Filter the records below for the word "Initiated". Copy each line that holds it.

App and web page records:
=====

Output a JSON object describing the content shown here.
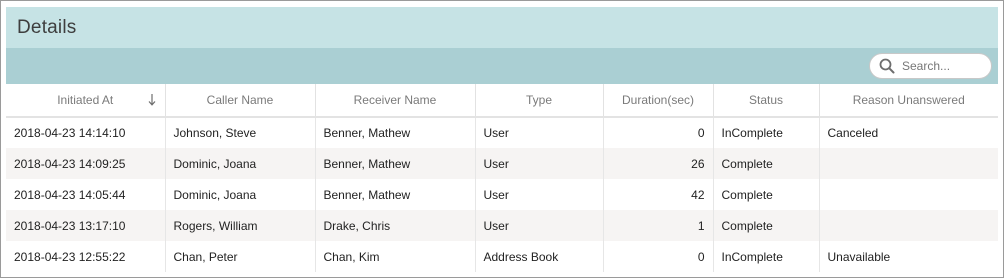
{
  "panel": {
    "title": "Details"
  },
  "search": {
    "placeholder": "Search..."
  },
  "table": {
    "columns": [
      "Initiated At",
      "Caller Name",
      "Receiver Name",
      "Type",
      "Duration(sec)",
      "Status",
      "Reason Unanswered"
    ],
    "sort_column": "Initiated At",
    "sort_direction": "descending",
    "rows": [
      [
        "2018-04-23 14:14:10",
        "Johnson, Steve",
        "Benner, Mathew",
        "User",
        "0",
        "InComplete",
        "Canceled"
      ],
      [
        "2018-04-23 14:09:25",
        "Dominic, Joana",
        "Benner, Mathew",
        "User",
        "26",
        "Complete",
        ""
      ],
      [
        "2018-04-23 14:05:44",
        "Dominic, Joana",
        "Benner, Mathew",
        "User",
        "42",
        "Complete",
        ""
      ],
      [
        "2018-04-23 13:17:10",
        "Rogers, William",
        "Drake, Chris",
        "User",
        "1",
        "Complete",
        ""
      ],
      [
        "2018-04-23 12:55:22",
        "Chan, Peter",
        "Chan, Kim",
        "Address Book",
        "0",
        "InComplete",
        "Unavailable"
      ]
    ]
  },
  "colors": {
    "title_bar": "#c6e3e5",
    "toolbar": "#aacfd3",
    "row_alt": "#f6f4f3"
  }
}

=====

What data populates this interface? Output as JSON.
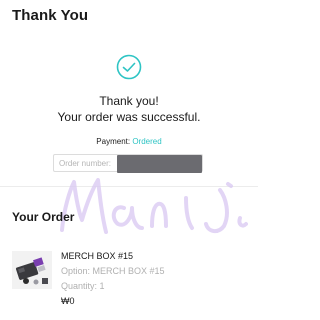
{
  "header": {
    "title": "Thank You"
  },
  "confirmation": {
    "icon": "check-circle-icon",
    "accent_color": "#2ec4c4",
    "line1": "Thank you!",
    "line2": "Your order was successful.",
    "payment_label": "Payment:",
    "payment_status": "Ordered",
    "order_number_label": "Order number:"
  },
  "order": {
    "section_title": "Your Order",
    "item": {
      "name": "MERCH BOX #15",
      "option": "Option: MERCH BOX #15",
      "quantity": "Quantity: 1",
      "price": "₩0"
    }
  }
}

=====

THE ANSWER:
      "Initiated At",
    "sort_column": "Initiated At",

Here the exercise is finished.